### Record extracts
━━━━━━━━━━

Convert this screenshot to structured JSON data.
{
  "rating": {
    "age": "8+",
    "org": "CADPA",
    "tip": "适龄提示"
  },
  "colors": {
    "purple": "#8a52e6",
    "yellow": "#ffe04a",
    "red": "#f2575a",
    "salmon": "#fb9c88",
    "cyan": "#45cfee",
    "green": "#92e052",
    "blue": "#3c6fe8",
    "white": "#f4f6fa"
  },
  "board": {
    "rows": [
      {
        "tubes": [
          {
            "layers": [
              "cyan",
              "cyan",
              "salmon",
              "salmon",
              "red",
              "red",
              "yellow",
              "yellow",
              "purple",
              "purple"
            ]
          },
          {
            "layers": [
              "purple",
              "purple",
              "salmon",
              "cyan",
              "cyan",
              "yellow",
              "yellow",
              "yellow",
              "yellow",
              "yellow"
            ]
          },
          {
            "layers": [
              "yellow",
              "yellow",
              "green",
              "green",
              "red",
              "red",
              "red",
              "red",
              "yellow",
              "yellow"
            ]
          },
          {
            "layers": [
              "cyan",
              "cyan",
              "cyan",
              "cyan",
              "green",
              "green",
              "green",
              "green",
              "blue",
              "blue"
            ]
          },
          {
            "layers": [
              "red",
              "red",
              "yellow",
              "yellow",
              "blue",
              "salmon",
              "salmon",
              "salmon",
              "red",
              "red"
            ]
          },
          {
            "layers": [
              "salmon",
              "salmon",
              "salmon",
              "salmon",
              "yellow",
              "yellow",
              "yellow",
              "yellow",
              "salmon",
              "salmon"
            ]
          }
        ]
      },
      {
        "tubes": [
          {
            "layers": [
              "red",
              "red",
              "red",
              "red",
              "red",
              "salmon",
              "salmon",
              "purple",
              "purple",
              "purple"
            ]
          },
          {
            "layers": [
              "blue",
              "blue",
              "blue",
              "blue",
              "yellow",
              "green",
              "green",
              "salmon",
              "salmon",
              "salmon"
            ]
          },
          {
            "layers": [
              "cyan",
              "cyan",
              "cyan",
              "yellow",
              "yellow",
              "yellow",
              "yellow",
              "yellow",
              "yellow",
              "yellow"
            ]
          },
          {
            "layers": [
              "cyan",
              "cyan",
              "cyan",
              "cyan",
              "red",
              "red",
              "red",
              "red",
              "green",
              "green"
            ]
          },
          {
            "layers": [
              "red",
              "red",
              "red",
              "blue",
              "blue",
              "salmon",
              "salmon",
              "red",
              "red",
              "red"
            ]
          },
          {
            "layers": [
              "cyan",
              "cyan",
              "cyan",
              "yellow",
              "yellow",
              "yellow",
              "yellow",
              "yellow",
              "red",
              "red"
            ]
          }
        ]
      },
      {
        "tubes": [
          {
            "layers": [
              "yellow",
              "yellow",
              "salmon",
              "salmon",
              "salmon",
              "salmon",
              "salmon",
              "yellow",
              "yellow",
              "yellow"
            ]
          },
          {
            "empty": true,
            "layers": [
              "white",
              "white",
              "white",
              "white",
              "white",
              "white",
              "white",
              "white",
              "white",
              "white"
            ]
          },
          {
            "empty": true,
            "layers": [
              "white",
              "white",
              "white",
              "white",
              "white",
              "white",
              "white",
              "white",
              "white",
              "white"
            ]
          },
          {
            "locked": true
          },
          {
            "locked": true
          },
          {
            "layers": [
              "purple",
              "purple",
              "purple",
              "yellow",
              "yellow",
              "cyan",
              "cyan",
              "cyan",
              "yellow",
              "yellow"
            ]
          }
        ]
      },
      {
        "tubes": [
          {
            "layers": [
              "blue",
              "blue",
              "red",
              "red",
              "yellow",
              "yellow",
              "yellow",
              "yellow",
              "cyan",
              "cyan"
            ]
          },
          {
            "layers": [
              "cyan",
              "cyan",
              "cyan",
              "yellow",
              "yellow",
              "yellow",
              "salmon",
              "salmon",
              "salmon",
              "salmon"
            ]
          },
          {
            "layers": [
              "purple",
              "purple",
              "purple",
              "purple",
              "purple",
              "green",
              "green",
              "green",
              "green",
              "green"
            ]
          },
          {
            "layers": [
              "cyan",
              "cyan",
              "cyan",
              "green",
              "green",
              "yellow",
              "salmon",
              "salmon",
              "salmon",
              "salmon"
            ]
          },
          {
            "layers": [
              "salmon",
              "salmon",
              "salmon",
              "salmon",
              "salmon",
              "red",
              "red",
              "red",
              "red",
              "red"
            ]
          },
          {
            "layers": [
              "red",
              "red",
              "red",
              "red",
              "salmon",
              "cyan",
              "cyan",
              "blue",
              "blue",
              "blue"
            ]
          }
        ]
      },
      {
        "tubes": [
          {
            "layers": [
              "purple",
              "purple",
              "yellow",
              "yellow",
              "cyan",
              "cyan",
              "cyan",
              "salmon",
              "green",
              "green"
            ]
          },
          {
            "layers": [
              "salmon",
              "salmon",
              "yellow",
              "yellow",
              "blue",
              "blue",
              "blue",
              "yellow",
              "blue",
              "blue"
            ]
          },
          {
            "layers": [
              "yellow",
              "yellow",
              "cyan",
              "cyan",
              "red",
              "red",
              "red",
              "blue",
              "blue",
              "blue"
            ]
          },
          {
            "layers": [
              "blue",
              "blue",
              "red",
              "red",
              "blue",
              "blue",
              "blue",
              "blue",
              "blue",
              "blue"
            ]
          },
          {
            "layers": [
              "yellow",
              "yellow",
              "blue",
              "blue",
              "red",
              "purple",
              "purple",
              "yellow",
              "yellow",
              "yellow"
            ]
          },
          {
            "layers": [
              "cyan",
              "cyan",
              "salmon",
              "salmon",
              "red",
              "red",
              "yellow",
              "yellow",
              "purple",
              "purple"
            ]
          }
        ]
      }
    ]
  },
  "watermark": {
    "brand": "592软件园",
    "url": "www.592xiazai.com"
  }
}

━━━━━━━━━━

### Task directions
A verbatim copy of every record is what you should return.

### Result for this exercise
Convert this screenshot to structured JSON data.
{
  "rating": {
    "age": "8+",
    "org": "CADPA",
    "tip": "适龄提示"
  },
  "colors": {
    "purple": "#8a52e6",
    "yellow": "#ffe04a",
    "red": "#f2575a",
    "salmon": "#fb9c88",
    "cyan": "#45cfee",
    "green": "#92e052",
    "blue": "#3c6fe8",
    "white": "#f4f6fa"
  },
  "board": {
    "rows": [
      {
        "tubes": [
          {
            "layers": [
              "cyan",
              "cyan",
              "salmon",
              "salmon",
              "red",
              "red",
              "yellow",
              "yellow",
              "purple",
              "purple"
            ]
          },
          {
            "layers": [
              "purple",
              "purple",
              "salmon",
              "cyan",
              "cyan",
              "yellow",
              "yellow",
              "yellow",
              "yellow",
              "yellow"
            ]
          },
          {
            "layers": [
              "yellow",
              "yellow",
              "green",
              "green",
              "red",
              "red",
              "red",
              "red",
              "yellow",
              "yellow"
            ]
          },
          {
            "layers": [
              "cyan",
              "cyan",
              "cyan",
              "cyan",
              "green",
              "green",
              "green",
              "green",
              "blue",
              "blue"
            ]
          },
          {
            "layers": [
              "red",
              "red",
              "yellow",
              "yellow",
              "blue",
              "salmon",
              "salmon",
              "salmon",
              "red",
              "red"
            ]
          },
          {
            "layers": [
              "salmon",
              "salmon",
              "salmon",
              "salmon",
              "yellow",
              "yellow",
              "yellow",
              "yellow",
              "salmon",
              "salmon"
            ]
          }
        ]
      },
      {
        "tubes": [
          {
            "layers": [
              "red",
              "red",
              "red",
              "red",
              "red",
              "salmon",
              "salmon",
              "purple",
              "purple",
              "purple"
            ]
          },
          {
            "layers": [
              "blue",
              "blue",
              "blue",
              "blue",
              "yellow",
              "green",
              "green",
              "salmon",
              "salmon",
              "salmon"
            ]
          },
          {
            "layers": [
              "cyan",
              "cyan",
              "cyan",
              "yellow",
              "yellow",
              "yellow",
              "yellow",
              "yellow",
              "yellow",
              "yellow"
            ]
          },
          {
            "layers": [
              "cyan",
              "cyan",
              "cyan",
              "cyan",
              "red",
              "red",
              "red",
              "red",
              "green",
              "green"
            ]
          },
          {
            "layers": [
              "red",
              "red",
              "red",
              "blue",
              "blue",
              "salmon",
              "salmon",
              "red",
              "red",
              "red"
            ]
          },
          {
            "layers": [
              "cyan",
              "cyan",
              "cyan",
              "yellow",
              "yellow",
              "yellow",
              "yellow",
              "yellow",
              "red",
              "red"
            ]
          }
        ]
      },
      {
        "tubes": [
          {
            "layers": [
              "yellow",
              "yellow",
              "salmon",
              "salmon",
              "salmon",
              "salmon",
              "salmon",
              "yellow",
              "yellow",
              "yellow"
            ]
          },
          {
            "empty": true,
            "layers": [
              "white",
              "white",
              "white",
              "white",
              "white",
              "white",
              "white",
              "white",
              "white",
              "white"
            ]
          },
          {
            "empty": true,
            "layers": [
              "white",
              "white",
              "white",
              "white",
              "white",
              "white",
              "white",
              "white",
              "white",
              "white"
            ]
          },
          {
            "locked": true
          },
          {
            "locked": true
          },
          {
            "layers": [
              "purple",
              "purple",
              "purple",
              "yellow",
              "yellow",
              "cyan",
              "cyan",
              "cyan",
              "yellow",
              "yellow"
            ]
          }
        ]
      },
      {
        "tubes": [
          {
            "layers": [
              "blue",
              "blue",
              "red",
              "red",
              "yellow",
              "yellow",
              "yellow",
              "yellow",
              "cyan",
              "cyan"
            ]
          },
          {
            "layers": [
              "cyan",
              "cyan",
              "cyan",
              "yellow",
              "yellow",
              "yellow",
              "salmon",
              "salmon",
              "salmon",
              "salmon"
            ]
          },
          {
            "layers": [
              "purple",
              "purple",
              "purple",
              "purple",
              "purple",
              "green",
              "green",
              "green",
              "green",
              "green"
            ]
          },
          {
            "layers": [
              "cyan",
              "cyan",
              "cyan",
              "green",
              "green",
              "yellow",
              "salmon",
              "salmon",
              "salmon",
              "salmon"
            ]
          },
          {
            "layers": [
              "salmon",
              "salmon",
              "salmon",
              "salmon",
              "salmon",
              "red",
              "red",
              "red",
              "red",
              "red"
            ]
          },
          {
            "layers": [
              "red",
              "red",
              "red",
              "red",
              "salmon",
              "cyan",
              "cyan",
              "blue",
              "blue",
              "blue"
            ]
          }
        ]
      },
      {
        "tubes": [
          {
            "layers": [
              "purple",
              "purple",
              "yellow",
              "yellow",
              "cyan",
              "cyan",
              "cyan",
              "salmon",
              "green",
              "green"
            ]
          },
          {
            "layers": [
              "salmon",
              "salmon",
              "yellow",
              "yellow",
              "blue",
              "blue",
              "blue",
              "yellow",
              "blue",
              "blue"
            ]
          },
          {
            "layers": [
              "yellow",
              "yellow",
              "cyan",
              "cyan",
              "red",
              "red",
              "red",
              "blue",
              "blue",
              "blue"
            ]
          },
          {
            "layers": [
              "blue",
              "blue",
              "red",
              "red",
              "blue",
              "blue",
              "blue",
              "blue",
              "blue",
              "blue"
            ]
          },
          {
            "layers": [
              "yellow",
              "yellow",
              "blue",
              "blue",
              "red",
              "purple",
              "purple",
              "yellow",
              "yellow",
              "yellow"
            ]
          },
          {
            "layers": [
              "cyan",
              "cyan",
              "salmon",
              "salmon",
              "red",
              "red",
              "yellow",
              "yellow",
              "purple",
              "purple"
            ]
          }
        ]
      }
    ]
  },
  "watermark": {
    "brand": "592软件园",
    "url": "www.592xiazai.com"
  }
}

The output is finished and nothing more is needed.